I remember seeing the ads on TV for WebVan (#3 on the list) and thinking they were a joke. Some kind of parody commercial, where the real
sponsor's name would appear at the very end. Order groceries on line? Milk and eggs? Really? No! Really?
WebVan *might* have succeeded if they'd made some different decisions. Others, like Boo.com, seem to have viewed their venture capital as Woo Hoo Free Money Everybody Gets A Porsche and seemed shocked, absolutely shocked when the end came and they weren't successful. Wasn't sticking .com on the end of your name supposed to guarantee success?
In the summer of 1999 my business partner and I tried to get a small business loan to start our own dewey-eyed vision of the future. Unfortunately, our company had nothing to do with the internet aside from a coporate web site. The meeting with the bank loan officers were surreal.

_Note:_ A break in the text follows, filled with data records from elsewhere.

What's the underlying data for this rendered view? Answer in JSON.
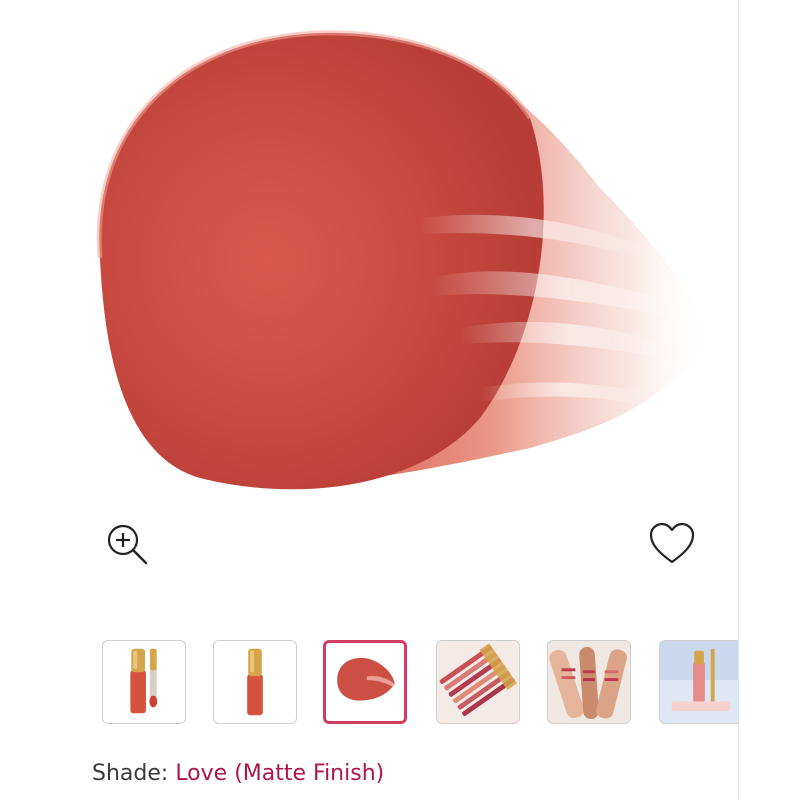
{
  "product_media": {
    "main_image": {
      "subject": "lipstick-swatch",
      "swatch_color": "#c9473e"
    },
    "zoom_icon": "magnifier-plus-icon",
    "wishlist_icon": "heart-outline-icon",
    "thumbnails": [
      {
        "subject": "lip-tint-bottle-open",
        "selected": false
      },
      {
        "subject": "lip-tint-bottle-closed",
        "selected": false
      },
      {
        "subject": "swatch-closeup",
        "selected": true
      },
      {
        "subject": "product-lineup",
        "selected": false
      },
      {
        "subject": "arm-swatches",
        "selected": false
      },
      {
        "subject": "lifestyle-shot",
        "selected": false
      }
    ],
    "accent_color": "#d23a63"
  },
  "shade": {
    "label": "Shade:",
    "value": "Love (Matte Finish)"
  }
}
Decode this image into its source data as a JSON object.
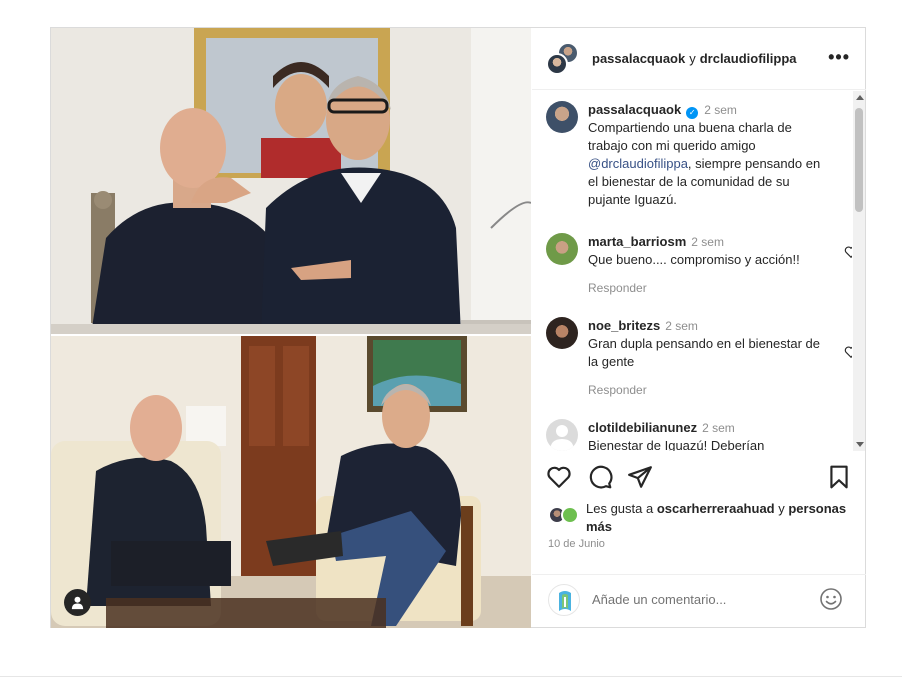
{
  "post": {
    "header": {
      "user_1": "passalacquaok",
      "connector": "y",
      "user_2": "drclaudiofilippa",
      "more_icon": "more-horizontal-icon"
    },
    "caption": {
      "username": "passalacquaok",
      "verified": true,
      "time": "2 sem",
      "text_before": "Compartiendo una buena charla de trabajo con mi querido amigo ",
      "mention": "@drclaudiofilippa",
      "text_after": ", siempre pensando en el bienestar de la comunidad de su pujante  Iguazú."
    },
    "comments": [
      {
        "username": "marta_barriosm",
        "time": "2 sem",
        "text": "Que bueno.... compromiso y acción!!",
        "reply": "Responder",
        "avatar_color": "#6f9a48"
      },
      {
        "username": "noe_britezs",
        "time": "2 sem",
        "text": "Gran dupla pensando en el bienestar de la gente",
        "reply": "Responder",
        "avatar_color": "#2e2420"
      },
      {
        "username": "clotildebilianunez",
        "time": "2 sem",
        "text": "Bienestar de Iguazú! Deberían",
        "reply": "",
        "avatar_color": "#dbdbdb"
      }
    ],
    "likes": {
      "prefix": "Les gusta a ",
      "user": "oscarherreraahuad",
      "suffix_connector": " y ",
      "others": "personas más"
    },
    "date": "10 de Junio",
    "comment_input": {
      "placeholder": "Añade un comentario..."
    },
    "icons": {
      "like": "heart-icon",
      "comment": "comment-icon",
      "share": "send-icon",
      "save": "bookmark-icon",
      "emoji": "emoji-icon",
      "tag": "user-tag-icon"
    },
    "colors": {
      "mention": "#385185",
      "verified": "#0095f6",
      "meta": "#8e8e8e"
    }
  }
}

"So, tell me what your internet
"Ah... well, it doesn't have much to do with the internet. What we do is--"
You could then see the interest draining from them, their eyes darting towards the nearest exit, their formerly firm grip on the check-signing pen now lax, the briefcase mysteriously shut when a moment ago it'd been invitingly full of applications and "Let Us Help You Start Your INTERNET Company!" glossies.
The one and only time I contacted an ex-boss to see if he was interested in a buy-in resulted in this keen observation: "Ralf my boy, why should I give you any money? Your plan says you can give me a return on my investment of $3 for every $1 pumped in. I've got some money in a dot-com that'll return 10 million dollars
for every buck I put in."
He got me there. I thanked him and left, never realizing how catastrophically wrong his reasoning was until the market exploderized at the turn of the century. I wonder how many 10-million dollar bills he ever got to cash? *chuckle*
Another story: I kept in contact with an ex-coworker, the CTO of a medium sized company. He went on to do mysterious things in New England, the kind of things that, while clearly legal, he was never able to describe adequately to the likes of me. Complicated big business things.
Anyway, we're chatting on the phone (circa 1999) about how crazy the .com investment thing is, and he tells me about this recent episode in his life. He goes to lunch with a venture capitalist pal of his, and idly mentions this idea he had for a web site and how it might make some money. The way he relates it, the whole thing was a "wouldn't it be super keen if you could buy pre-shaved monkeys on the internet" kind of hare-brained idea. He threw it out there as a joke, knowing the guy processed dozens of stupid ideas a week.
Lunch over, he drives home -- maybe 30 minutes. By the time he unlocks his apartment door, the fax machine is already chewing through a ream of paper. He's got incoming resumes from coworkers, friends, acquaintences all wanting to work on his fabulous new project!
Thank god it was meant as a joke, otherwise www.PreshavedMonkeys.com
might be on that list.